- DIRECTIONS FOR THIS TASK
Within the entries below, every line containing "Ereignisse" is to be copied.

··········

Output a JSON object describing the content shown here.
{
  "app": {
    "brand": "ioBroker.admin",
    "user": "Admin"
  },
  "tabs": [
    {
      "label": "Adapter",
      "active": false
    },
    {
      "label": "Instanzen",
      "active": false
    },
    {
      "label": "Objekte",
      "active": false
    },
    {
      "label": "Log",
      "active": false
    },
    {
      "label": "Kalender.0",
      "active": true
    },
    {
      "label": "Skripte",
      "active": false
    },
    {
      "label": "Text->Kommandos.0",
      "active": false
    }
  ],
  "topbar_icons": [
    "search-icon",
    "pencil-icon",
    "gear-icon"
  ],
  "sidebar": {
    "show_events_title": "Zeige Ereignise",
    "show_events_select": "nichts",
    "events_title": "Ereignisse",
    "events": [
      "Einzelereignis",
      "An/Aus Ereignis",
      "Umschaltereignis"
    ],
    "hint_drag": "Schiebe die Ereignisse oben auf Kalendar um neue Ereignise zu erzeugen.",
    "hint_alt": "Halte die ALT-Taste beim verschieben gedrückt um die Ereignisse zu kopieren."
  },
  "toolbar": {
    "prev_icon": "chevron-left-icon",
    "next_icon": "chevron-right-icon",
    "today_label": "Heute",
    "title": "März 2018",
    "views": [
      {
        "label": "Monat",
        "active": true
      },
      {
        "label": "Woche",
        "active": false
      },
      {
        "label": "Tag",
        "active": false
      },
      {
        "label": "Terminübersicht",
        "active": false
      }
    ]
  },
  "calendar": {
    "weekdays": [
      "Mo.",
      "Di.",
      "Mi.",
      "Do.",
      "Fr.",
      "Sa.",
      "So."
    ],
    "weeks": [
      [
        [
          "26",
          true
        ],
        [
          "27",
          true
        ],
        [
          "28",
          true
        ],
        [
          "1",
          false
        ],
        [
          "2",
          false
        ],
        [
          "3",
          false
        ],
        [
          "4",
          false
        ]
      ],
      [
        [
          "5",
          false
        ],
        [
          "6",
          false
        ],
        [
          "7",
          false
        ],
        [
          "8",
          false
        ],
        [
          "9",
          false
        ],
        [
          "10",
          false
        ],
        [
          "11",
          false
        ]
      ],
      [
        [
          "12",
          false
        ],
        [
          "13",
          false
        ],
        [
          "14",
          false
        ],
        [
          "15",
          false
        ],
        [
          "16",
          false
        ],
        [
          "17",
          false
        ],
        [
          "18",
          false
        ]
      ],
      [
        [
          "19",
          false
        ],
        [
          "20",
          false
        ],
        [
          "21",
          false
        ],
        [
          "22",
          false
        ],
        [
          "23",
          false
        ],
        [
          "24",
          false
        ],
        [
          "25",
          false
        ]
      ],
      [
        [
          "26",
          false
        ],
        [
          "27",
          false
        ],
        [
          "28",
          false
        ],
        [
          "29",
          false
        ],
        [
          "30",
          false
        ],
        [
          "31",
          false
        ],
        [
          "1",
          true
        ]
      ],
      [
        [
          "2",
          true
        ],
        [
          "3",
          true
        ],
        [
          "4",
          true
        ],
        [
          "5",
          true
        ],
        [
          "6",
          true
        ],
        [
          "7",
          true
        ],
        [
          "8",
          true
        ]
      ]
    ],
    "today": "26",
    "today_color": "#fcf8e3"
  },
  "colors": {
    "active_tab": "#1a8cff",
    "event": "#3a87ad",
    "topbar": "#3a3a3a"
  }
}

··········

- ANSWER TO THE PROBLEM
    "events_title": "Ereignisse",
    "hint_drag": "Schiebe die Ereignisse oben auf Kalendar um neue Ereignise zu erzeugen.",
    "hint_alt": "Halte die ALT-Taste beim verschieben gedrückt um die Ereignisse zu kopieren."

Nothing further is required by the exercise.